By Dr Reuel J. Khoza I 4 June 2022
A Brief Reflection on Africa’s Leadership Challenge
In order to clearly conceptualise Africa’s contemporary Leadership Challenge it behoves us to acknowledge unequivocally that Africa has a date with destiny. Stemming from that acceptance we must proceed to develop and sharpen our own sense of destiny, craft and articulate a compelling vision, reinvent our action plan and proceed to implement it as a matter of urgency. And as we do this we must heed William Jennings Bryan advise that “Destiny is no matter of chance. It is a matter of choice: it is not a thing to be waited for, it is a thing to be achieved.”
From my vantage point the Africa I would like to see realised is one whose scope for growth and development is limited only by it’s imagination. I exhort us to actively promote an Africa whose thinking leaders are nurtured by our wholesome constitutional principles and insatiable inquiry. The kind of Africa I envision is one whose airwaves and media are dominated by issues of national and continental concern, images and aspirations. Our leadership needs to behave in a manner that redefines the term “emergent” from a notion of condescension and derision to a term of economic, political and cultural vibrancy and technological prowess deserving unconditional international respect. The Africa I dream of is one that seeks and employs the advice, skills, technology and resources of others for own ends and to a chosen destination and not to serve the agenda of others whose intents and designs may be inimical to Africa’s well-being.
Those who support Africa can help and encourage us, but in the final analysis, Africa will be the instrument of her own salvation. It is through her own transformational leadership that Africa will develop itself.

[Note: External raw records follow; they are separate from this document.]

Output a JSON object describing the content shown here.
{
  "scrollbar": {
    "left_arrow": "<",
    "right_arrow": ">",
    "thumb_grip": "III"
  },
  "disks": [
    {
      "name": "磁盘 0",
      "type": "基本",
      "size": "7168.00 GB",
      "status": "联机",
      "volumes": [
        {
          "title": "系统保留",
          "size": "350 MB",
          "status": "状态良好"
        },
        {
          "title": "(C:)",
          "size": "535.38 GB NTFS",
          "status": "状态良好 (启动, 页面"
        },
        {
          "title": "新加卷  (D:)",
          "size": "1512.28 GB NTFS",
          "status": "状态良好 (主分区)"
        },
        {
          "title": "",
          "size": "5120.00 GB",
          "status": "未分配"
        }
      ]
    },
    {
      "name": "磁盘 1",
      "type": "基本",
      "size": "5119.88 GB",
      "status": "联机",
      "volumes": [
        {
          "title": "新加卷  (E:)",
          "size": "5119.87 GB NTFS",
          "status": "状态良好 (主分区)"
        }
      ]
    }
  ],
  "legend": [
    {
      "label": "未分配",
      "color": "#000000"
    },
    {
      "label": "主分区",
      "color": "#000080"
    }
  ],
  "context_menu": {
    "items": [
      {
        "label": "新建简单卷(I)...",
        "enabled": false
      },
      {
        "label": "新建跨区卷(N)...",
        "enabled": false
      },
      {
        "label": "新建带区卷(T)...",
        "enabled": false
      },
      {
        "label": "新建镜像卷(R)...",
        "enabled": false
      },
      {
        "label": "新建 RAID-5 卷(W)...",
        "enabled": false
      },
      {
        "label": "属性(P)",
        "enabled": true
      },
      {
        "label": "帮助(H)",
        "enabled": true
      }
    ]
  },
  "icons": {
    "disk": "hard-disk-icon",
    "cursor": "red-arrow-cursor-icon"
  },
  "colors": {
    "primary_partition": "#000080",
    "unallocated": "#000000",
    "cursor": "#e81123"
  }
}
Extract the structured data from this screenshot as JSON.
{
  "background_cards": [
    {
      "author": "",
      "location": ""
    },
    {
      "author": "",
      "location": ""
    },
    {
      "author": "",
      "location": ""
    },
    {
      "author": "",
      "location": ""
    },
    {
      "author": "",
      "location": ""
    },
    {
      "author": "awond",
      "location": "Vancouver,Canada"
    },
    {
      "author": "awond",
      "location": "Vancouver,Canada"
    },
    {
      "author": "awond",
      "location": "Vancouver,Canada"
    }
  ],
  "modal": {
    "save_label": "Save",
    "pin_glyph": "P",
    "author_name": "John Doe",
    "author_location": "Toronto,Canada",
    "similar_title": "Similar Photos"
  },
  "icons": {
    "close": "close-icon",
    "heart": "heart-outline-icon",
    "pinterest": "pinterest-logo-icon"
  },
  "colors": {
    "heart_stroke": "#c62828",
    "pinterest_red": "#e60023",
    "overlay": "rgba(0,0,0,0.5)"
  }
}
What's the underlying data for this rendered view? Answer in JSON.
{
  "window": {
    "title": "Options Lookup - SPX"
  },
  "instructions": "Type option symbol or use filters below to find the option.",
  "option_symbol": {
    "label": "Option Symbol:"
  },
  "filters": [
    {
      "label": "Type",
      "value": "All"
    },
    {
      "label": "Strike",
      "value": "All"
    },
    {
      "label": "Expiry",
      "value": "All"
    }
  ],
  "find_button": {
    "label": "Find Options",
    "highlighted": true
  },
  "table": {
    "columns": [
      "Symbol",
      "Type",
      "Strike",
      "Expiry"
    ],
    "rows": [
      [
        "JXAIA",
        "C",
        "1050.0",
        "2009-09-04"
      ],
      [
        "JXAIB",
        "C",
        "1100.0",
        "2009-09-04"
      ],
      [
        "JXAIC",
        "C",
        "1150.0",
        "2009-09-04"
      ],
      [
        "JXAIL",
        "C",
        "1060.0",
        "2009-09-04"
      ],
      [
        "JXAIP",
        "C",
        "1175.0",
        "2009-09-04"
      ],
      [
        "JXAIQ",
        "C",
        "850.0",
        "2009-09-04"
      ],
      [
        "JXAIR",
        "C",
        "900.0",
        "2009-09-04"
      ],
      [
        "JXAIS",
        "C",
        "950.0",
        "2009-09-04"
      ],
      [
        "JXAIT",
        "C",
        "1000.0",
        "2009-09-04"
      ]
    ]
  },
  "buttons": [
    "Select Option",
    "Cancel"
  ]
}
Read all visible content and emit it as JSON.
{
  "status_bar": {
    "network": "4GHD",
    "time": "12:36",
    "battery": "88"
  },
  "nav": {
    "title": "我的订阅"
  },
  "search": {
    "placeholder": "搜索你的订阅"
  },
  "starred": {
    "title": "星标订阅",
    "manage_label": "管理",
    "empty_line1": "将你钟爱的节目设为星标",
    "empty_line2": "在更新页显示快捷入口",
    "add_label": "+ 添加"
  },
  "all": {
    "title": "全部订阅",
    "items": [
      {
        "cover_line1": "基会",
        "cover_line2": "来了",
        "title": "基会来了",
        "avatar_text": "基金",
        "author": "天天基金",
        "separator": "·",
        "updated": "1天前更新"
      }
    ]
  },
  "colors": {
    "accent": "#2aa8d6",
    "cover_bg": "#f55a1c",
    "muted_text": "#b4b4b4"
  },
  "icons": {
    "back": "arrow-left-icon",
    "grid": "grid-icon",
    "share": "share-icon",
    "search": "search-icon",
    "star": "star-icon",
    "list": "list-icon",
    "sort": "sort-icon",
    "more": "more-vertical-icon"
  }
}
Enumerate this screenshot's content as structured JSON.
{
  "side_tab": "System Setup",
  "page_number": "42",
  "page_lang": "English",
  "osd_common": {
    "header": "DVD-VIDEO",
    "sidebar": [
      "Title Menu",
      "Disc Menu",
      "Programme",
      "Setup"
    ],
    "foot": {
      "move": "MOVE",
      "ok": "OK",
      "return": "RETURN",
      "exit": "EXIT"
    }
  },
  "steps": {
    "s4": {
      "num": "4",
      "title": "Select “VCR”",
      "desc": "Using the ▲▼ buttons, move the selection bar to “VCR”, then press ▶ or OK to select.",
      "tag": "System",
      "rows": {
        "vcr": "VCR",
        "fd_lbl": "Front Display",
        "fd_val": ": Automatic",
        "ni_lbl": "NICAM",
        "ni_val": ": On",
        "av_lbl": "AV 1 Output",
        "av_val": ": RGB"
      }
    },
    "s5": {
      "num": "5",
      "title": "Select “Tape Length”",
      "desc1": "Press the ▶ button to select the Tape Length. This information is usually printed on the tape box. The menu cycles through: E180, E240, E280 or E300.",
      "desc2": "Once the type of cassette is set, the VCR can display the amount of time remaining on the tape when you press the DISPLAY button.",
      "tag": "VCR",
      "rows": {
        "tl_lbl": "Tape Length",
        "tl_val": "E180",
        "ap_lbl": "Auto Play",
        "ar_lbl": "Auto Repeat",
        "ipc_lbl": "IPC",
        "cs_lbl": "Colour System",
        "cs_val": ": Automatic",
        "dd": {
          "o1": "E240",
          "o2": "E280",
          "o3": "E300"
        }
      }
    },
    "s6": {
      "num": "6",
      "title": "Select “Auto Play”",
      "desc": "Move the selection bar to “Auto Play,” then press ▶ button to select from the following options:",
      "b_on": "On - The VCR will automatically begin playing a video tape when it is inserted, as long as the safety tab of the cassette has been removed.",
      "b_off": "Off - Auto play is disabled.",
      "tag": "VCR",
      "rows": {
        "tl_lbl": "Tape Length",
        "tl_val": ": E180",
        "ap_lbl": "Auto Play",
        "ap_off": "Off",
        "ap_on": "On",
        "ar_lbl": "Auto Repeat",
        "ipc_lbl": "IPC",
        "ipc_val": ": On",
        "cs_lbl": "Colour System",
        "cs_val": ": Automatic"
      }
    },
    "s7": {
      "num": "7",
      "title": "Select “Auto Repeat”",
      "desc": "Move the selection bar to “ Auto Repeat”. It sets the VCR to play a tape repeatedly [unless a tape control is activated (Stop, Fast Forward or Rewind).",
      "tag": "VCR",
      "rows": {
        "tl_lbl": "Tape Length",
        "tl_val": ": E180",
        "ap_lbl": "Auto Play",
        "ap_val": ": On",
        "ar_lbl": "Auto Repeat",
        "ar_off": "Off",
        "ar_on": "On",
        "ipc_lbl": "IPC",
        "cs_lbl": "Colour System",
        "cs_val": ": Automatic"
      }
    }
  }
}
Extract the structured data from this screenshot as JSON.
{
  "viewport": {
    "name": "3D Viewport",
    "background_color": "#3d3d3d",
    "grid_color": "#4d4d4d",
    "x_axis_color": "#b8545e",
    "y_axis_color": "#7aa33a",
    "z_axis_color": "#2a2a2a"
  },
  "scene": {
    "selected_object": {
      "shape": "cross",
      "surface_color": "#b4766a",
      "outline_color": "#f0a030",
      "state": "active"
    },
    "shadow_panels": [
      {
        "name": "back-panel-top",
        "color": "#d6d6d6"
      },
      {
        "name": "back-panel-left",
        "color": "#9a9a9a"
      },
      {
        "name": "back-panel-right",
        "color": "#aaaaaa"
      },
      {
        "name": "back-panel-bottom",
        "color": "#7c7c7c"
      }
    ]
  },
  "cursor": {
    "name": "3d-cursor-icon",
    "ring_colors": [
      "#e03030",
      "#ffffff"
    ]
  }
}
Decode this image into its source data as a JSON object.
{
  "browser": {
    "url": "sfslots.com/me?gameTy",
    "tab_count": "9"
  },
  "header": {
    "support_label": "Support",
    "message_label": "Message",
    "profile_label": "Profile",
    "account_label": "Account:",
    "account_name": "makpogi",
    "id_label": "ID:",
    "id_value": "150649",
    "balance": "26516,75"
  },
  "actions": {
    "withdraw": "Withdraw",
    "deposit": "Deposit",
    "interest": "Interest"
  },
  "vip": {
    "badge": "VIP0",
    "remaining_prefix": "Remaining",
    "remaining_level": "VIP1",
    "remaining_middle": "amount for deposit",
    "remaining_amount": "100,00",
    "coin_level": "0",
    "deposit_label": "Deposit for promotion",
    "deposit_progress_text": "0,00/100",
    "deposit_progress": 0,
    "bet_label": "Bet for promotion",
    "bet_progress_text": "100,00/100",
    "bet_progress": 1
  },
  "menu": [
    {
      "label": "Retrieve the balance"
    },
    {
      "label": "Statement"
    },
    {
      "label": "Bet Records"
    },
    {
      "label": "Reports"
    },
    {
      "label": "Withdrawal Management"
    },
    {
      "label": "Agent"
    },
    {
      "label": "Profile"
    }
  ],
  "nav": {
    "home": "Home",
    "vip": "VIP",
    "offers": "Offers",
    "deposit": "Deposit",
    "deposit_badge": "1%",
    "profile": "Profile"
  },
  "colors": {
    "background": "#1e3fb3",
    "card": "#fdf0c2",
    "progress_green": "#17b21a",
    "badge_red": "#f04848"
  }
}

The defining features of the leadership I envisage are probity, integrity, compassion and humanness. It is leadership that stands for truth and affirmation of the good, and whose primary pursuit is noble causes and the common good. Africa’s leadership must perforce demonstrate competence, tenacity, and a sense of efficacy.
I yearn for African leadership that practises introspection and self-renewal and lives by the tenets of consultation, persuasion, accommodation, and coexistence; shunning coercion and domination. Through moral suasion such leadership will generate trust, goodwill and confidence and it will be politically and personally as gracious, honourable and magnanimous in defeat as it will be in success. It will appreciate that the success of others does not diminish its own but adds to the commonwealth. Such leadership will strive to bridge the schisms and cleavages wrought by religious, tribal, social, ideological, economic and political diversity which characterise so much of contemporary Africa. This leadership will deeply believe that the locus of control for Africa’s future is within Africa herself and will be as visionary as it will be compassionate.
It behoves us to heed the dictum nothing in life stands still. Individuals, organisations, nations, even continents cannot stand still because they are all in the process of becoming. Becoming an anachronism irrelevant to future or behaving as harbingers of an inevitable future which they must help shape. The choice is ours.